The Age of Exploration or Age of Discovery, spanning from the 15th to 17th centuries, was a period of unprecedented global discovery, exploration, and colonization. Guided by an insatiable thirst for wealth and power, explorers from across Europe sought out new lands, resources, and trade routes, leading to incredible voyages, cultural exchange, and ultimately, the formation of the modern world.
What sparked the Age of Exploration?
The birth of the Age of Exploration was triggered by a combination of factors, including economic, social, and technological changes occurring in Europe in the late Middle Ages. The rise of powerful economic centers, such as Venice, Genoa, and Florence, led to increased trade and wealth, which in turn, spurred the growth of universities, scientific thinking, and ultimately, technological advancements.
Moreover, the fall of Constantinople to the Ottoman Empire in 1453 cut off the overland trade routes to the East, leading to a strong desire to find new sea routes to the East, and to explore the unknown. These factors created a perfect storm, which set the stage for a new era of discovery and exploration.
Who were the major explorers of the Age of Exploration?
The Age of Exploration was characterized by a range of explorers from different backgrounds, countries, and motivations. Some were seeking religious freedom, while others were commissioned by the state to expand trade and territories. Here are some of the notable explorers of the Age of Exploration:
- Christopher Columbus: An Italian explorer commissioned by Spain, Columbus voyaged across the Atlantic and discovered the Americas in 1492.
- Vasco da Gama: A Portuguese explorer, Da Gama sailed around the Cape of Good Hope in Africa and reached India in 1498, opening up lucrative trade routes between Europe and Asia.
- Ferdinand Magellan: A Portuguese explorer working under the Spanish crown, Magellan led the first expedition to circumnavigate the world, though he himself didn’t complete the voyage.
- Sir Francis Drake: An English navigator and explorer, Drake is best known for his circumnavigation of the world, his attacks on Spanish ports and ships, and his role in defeating the Armada of King Philip II of Spain.
What were the impacts of the Age of Exploration?
The Age of Exploration had far-reaching impacts that fundamentally transformed the world as it was known.
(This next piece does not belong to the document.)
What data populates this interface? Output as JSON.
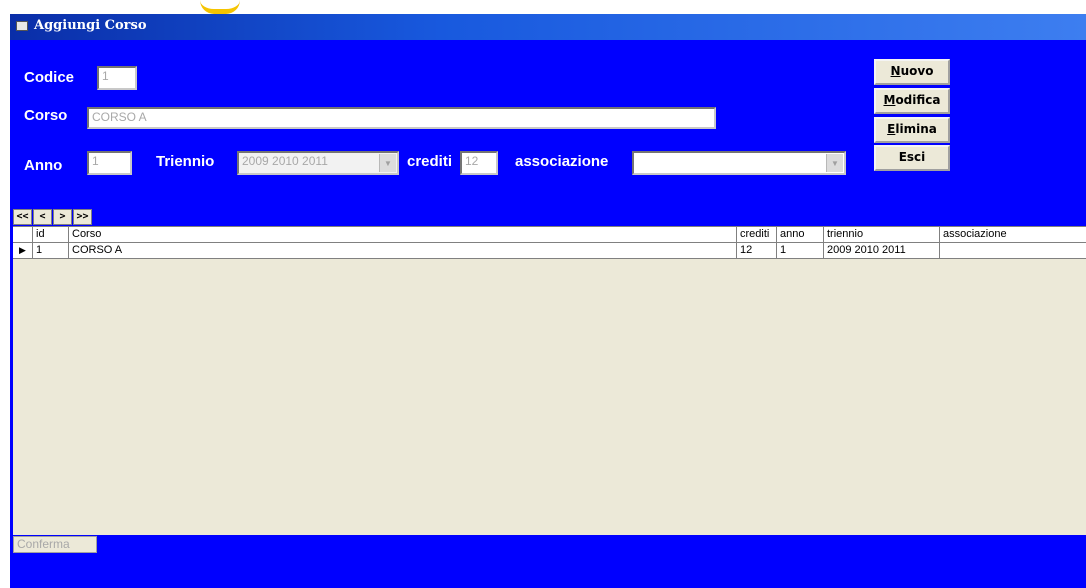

Here are some key takeaways:
- New trade routes: The discovery of new trade routes opened up new markets for European goods, and new sources of raw materials and spices, which ultimately fueled the growth of a global economy.
- Cross-cultural exchange: The Age of Exploration facilitated the exchange of ideas, technologies, goods, and even people between Europe, Africa, Asia, and the Americas, leading to the development of cultural diversity and understanding in the world.
- The rise of European power: The discovery of new territories and riches shifted the balance of power in Europe, leading to the rise of colonial empires and the expansion of European influence around the world.
- The exploitation of indigenous people: The Age of Exploration also had a significant negative impact on indigenous peoples. The arrival of Europeans led to the subjugation, forced labor, and even annihilation of many native cultures and populations throughout the world.
The Age of Exploration remains a complex and fascinating period in human history, full of contradictions and ambiguities. While it led to incredible discoveries, technological advancements, and the formation of the modern world, it also had negative consequences, such as the exploitation of people and environments. As we reflect on this era, it is important to understand both its achievements and its mistakes, as we continue to explore and expand our knowledge of the world.
Q: What motivated explorers during the Age of Exploration?
A: There were many motivations for exploration, including wealth, religious freedom, the desire to expand territories, and to find new trade routes.
Q: Who were some of the indigenous groups affected by the Age of Exploration?
A: Indigenous groups across the world were affected by the arrival of Europeans, including Native Americans, Africans, and many groups in Asia and the Pacific.